A Fish Tale
I recently had a nice experience with a woman who truly has the proverbially “heart of gold.” I did not know her, nor her, me. I had never met her nor done business with her, but she was willing to go the extra step to help me out when it was needed.
I have a cousin, with whom I am close and keep in touch with regularly, especially during these challenging times. She lives alone in a small apartment and is reluctant to venture out, preferring to get all food and necessities delivered.
Yesterday, during our phone conversation, she said, “I would like a goldfish, I already have a bowl.” I know that pets (like bicycles and jigsaw puzzles) are selling like crazy during Covid and didn’t know how she could accomplish her wish without leaving her apartment. I told her I would contact some pet shops near her in Queens and see if they would deliver the fish to her.
After calling one large chain, I was told that it was not possible to deliver live animals and immediately knew that this was going to be one request gone unanswered. I tried another shop and this time a young lady, I’ll call her Beverly, listened to my plaintive story. “Oh, that’s so sad,” she said, “let me call you back; I have a long line of people I’m helping now.”

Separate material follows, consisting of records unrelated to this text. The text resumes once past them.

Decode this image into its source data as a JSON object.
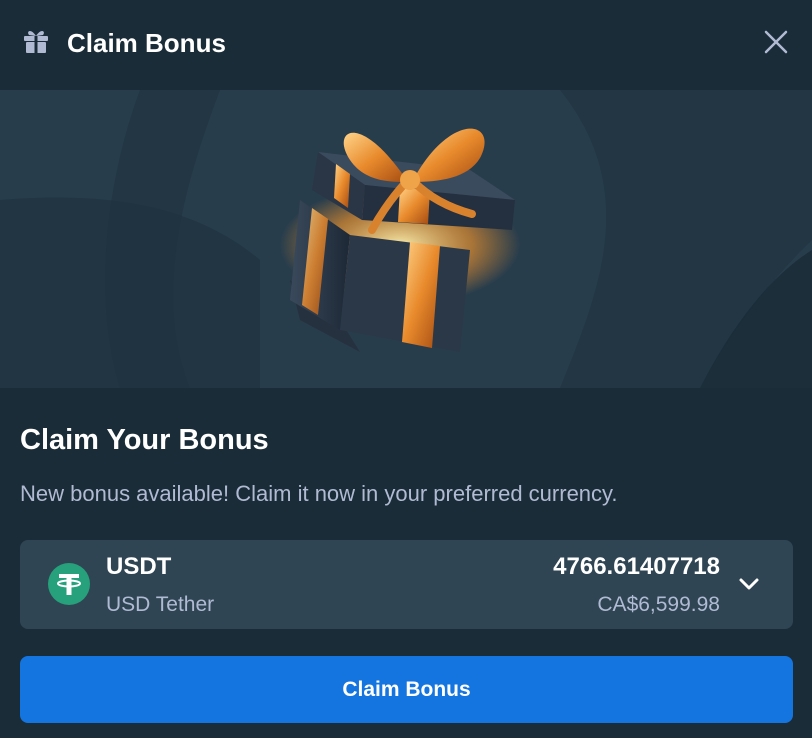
{
  "header": {
    "title": "Claim Bonus",
    "icon": "gift-icon",
    "close_icon": "close-icon"
  },
  "banner": {
    "image": "gift-box-illustration"
  },
  "content": {
    "title": "Claim Your Bonus",
    "description": "New bonus available! Claim it now in your preferred currency."
  },
  "currency": {
    "code": "USDT",
    "name": "USD Tether",
    "amount": "4766.61407718",
    "fiat": "CA$6,599.98",
    "icon": "tether-icon",
    "dropdown_icon": "chevron-down-icon"
  },
  "action": {
    "claim_label": "Claim Bonus"
  },
  "colors": {
    "background": "#1a2c38",
    "panel": "#2f4553",
    "banner": "#283d4c",
    "accent": "#1475e1",
    "tether": "#26a17b",
    "muted_text": "#b1bad3"
  }
}
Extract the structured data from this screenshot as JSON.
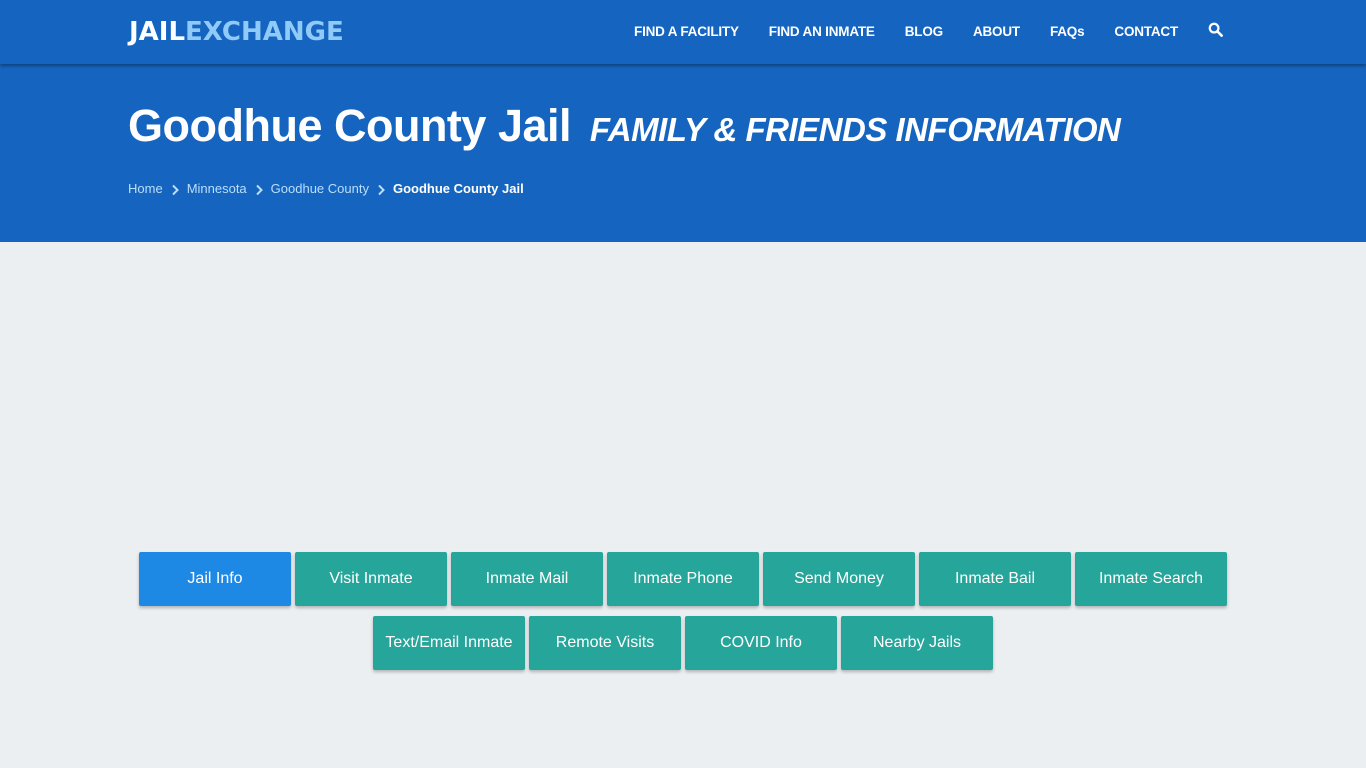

Three hours later, while on my bike ride, I received a call from her and again she was sympathetic, kind and understanding. “We’re not supposed to deliver live animals,” she said, “but this has to be an exception, I’ll drive it there myself!” She also said, “It’s best to have 2 fish so they can keep each other company.” I gave her my cousin’s name, address and phone number and told her to phone me if she encountered any difficulty. When I asked for the charge, she brushed it off. I said, “Listen, Beverly, I’m going to send you a check anyway, you might as well tell me how much I owe you.” She reluctantly gave me the price of the two goldfish and food (under $6).
She asked if my cousin could meet her outside (parking is a real challenge in that neighborhood) and I apologized but said she couldn’t. “OK,” said Beverly, “I’ll bring someone along with me to sit in the car.”
Next thing I knew, she phoned me that my cousin wasn’t picking up her phone; I assured her that she should just enter the building and ring the buzzer. Presently, she texted me that all was accomplished.
My cousin was thrilled and told me that the woman who brought the fish set it up for her and was very kind.
I put a $25 check in the mail to Beverly and ended my Thank You note with the following remark:
There is a Yiddish word for what you did … a Mitzvah! A good deed. Whatever your role in your family – mother, daughter, wife, sister – I am certain that those who know you are blessed to have you in their lives.
As I was to have her on the other end of the phone!